Good point Will, and to be honest I'm not entirely sure about the actual goal of the map yet. It's going to be published in a book about "surveillance and the environmental sciences during the Cold War".
Map 4 (Faroe-Shetland) v2b.jpg
Made some changes, mainly the bathymetry color.
You have "2000 m" in bold.
I was professionally involved in surveillance during the Cold War, and in fact it is likely that I know many of the contributors to this volume. In this context surveillance will refer mostly to acoustic undersea surveillance of submarines, which went under the rubric of SOSUS. (See http://www.navy.mil/...ue_25/sosus.htm for an authoritative summary written by one of my former colleagues.) This involved arrays of hydrophones laid at depths of several hundred meters at the head of slopes looking down toward deep water. As the article explains, best results were obtained where water depths reached 3500 m or more. For this reason I would suggest adding a 4000 m contour.
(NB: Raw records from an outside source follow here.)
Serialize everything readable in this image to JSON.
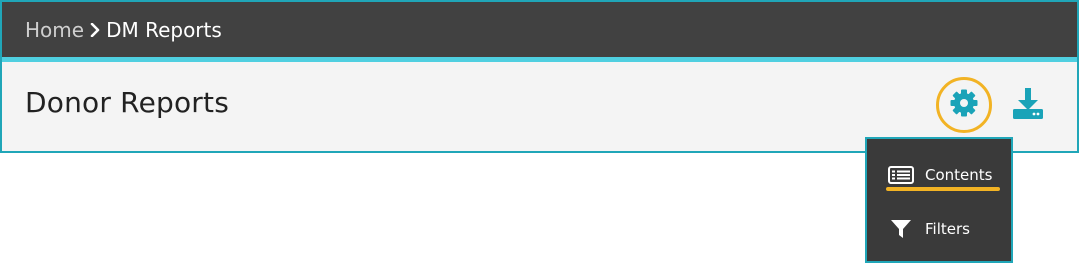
{
  "breadcrumb": {
    "home": "Home",
    "current": "DM Reports",
    "separator_icon": "chevron-right-icon"
  },
  "header": {
    "title": "Donor Reports",
    "settings_icon": "gear-icon",
    "download_icon": "download-icon"
  },
  "dropdown": {
    "items": [
      {
        "label": "Contents",
        "icon": "list-icon"
      },
      {
        "label": "Filters",
        "icon": "filter-icon"
      }
    ]
  },
  "colors": {
    "accent": "#20a6b8",
    "highlight": "#f2b324",
    "topbar": "#414141",
    "menu_bg": "#3a3a3a"
  }
}
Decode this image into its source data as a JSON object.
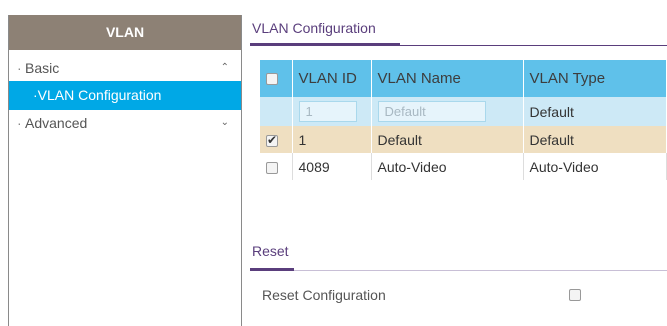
{
  "sidebar": {
    "title": "VLAN",
    "items": [
      {
        "label": "Basic",
        "chevron": "chevron-up-icon"
      },
      {
        "label": "VLAN Configuration"
      },
      {
        "label": "Advanced",
        "chevron": "chevron-down-icon"
      }
    ]
  },
  "main": {
    "section_title": "VLAN Configuration",
    "table": {
      "headers": [
        "VLAN ID",
        "VLAN Name",
        "VLAN Type"
      ],
      "edit_row": {
        "id_placeholder": "1",
        "name_placeholder": "Default",
        "type": "Default"
      },
      "rows": [
        {
          "checked": true,
          "id": "1",
          "name": "Default",
          "type": "Default"
        },
        {
          "checked": false,
          "id": "4089",
          "name": "Auto-Video",
          "type": "Auto-Video"
        }
      ]
    },
    "reset": {
      "title": "Reset",
      "label": "Reset Configuration"
    }
  },
  "colors": {
    "sidebar_header": "#8d8175",
    "accent": "#00a8e6",
    "table_header": "#5fc1ea",
    "selected_row": "#efdfc1",
    "section_title": "#5a3e7c"
  }
}
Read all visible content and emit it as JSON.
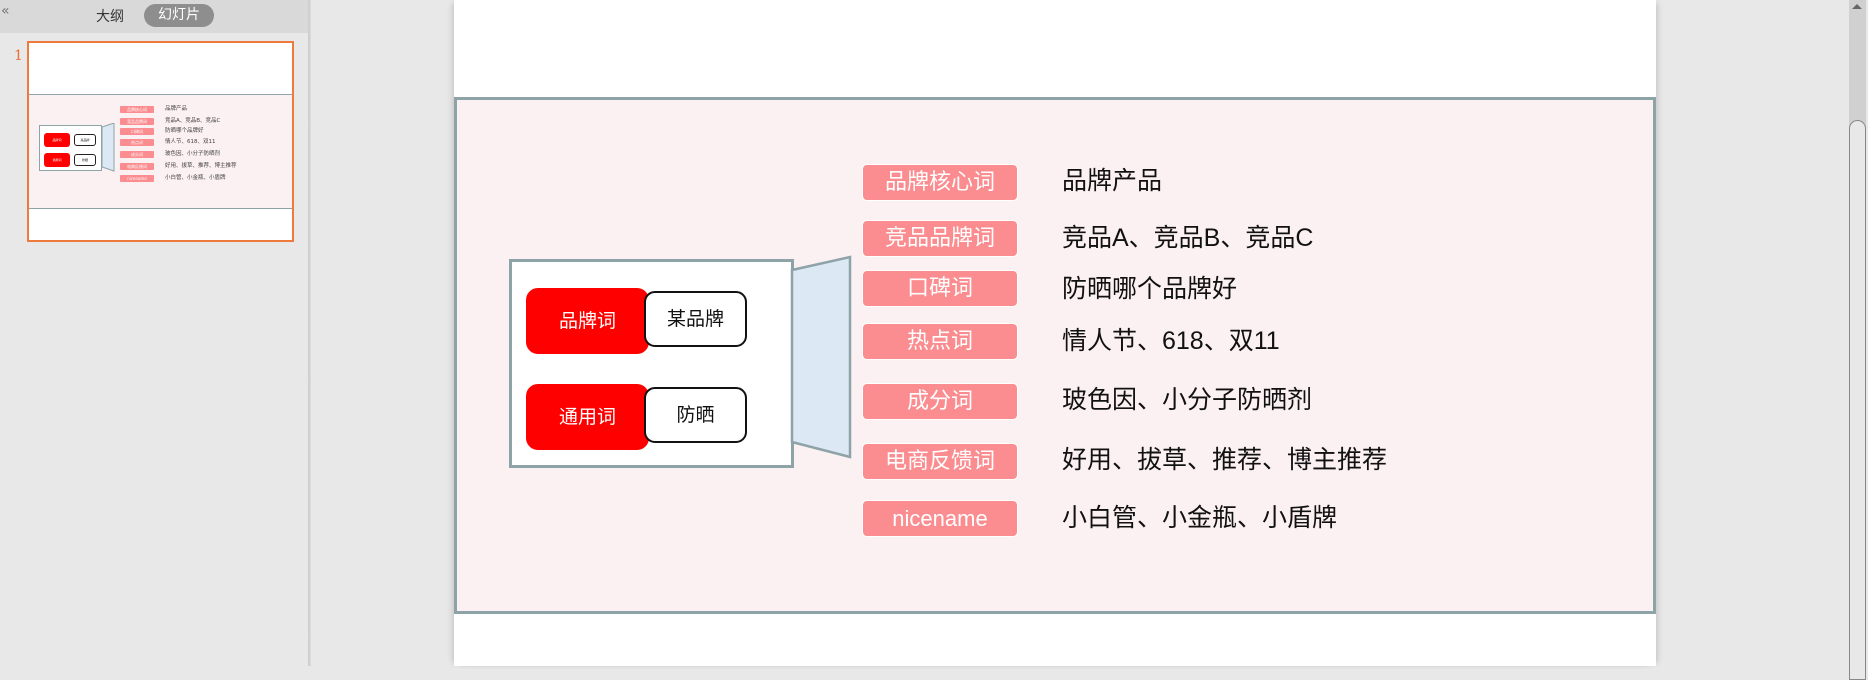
{
  "sidebar": {
    "collapse_icon": "«",
    "tabs": [
      {
        "label": "大纲",
        "active": false
      },
      {
        "label": "幻灯片",
        "active": true
      }
    ],
    "slides": [
      {
        "number": "1",
        "selected": true
      }
    ]
  },
  "slide": {
    "diagram": {
      "rows": [
        {
          "category": "品牌词",
          "example": "某品牌"
        },
        {
          "category": "通用词",
          "example": "防晒"
        }
      ]
    },
    "keywords": [
      {
        "tag": "品牌核心词",
        "value": "品牌产品"
      },
      {
        "tag": "竞品品牌词",
        "value": "竞品A、竞品B、竞品C"
      },
      {
        "tag": "口碑词",
        "value": "防晒哪个品牌好"
      },
      {
        "tag": "热点词",
        "value": "情人节、618、双11"
      },
      {
        "tag": "成分词",
        "value": "玻色因、小分子防晒剂"
      },
      {
        "tag": "电商反馈词",
        "value": "好用、拔草、推荐、博主推荐"
      },
      {
        "tag": "nicename",
        "value": "小白管、小金瓶、小盾牌"
      }
    ]
  },
  "colors": {
    "selection_accent": "#ef7a3e",
    "red_pill": "#ff0000",
    "tag_pink": "#fb8c8f",
    "band_bg": "#fbf0f2",
    "border_gray": "#8ea3a8",
    "funnel_fill": "#dce8f4"
  }
}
The environmental effects to be covered by the book will no doubt include studies of marine life that make noise that competes with the noise emitted by submarines, surface wind-driven waves, the temperature structure as a function of depth, bottom topography, and the movements of water masses. Individual articles will no doubt have maps and diagrams of their own. Thus your maps will provide general orientation, and for this purpose I would think they should serve very well.
Am I correct in assuming that the geographic limits were selected by the editors? That, for instance, the exclusion of the Denmark Strait was their choice rather than yours?
To an extent, some of the surveillance systems made redundant by the end of the Cold War have now been turned to the study of the marine environment.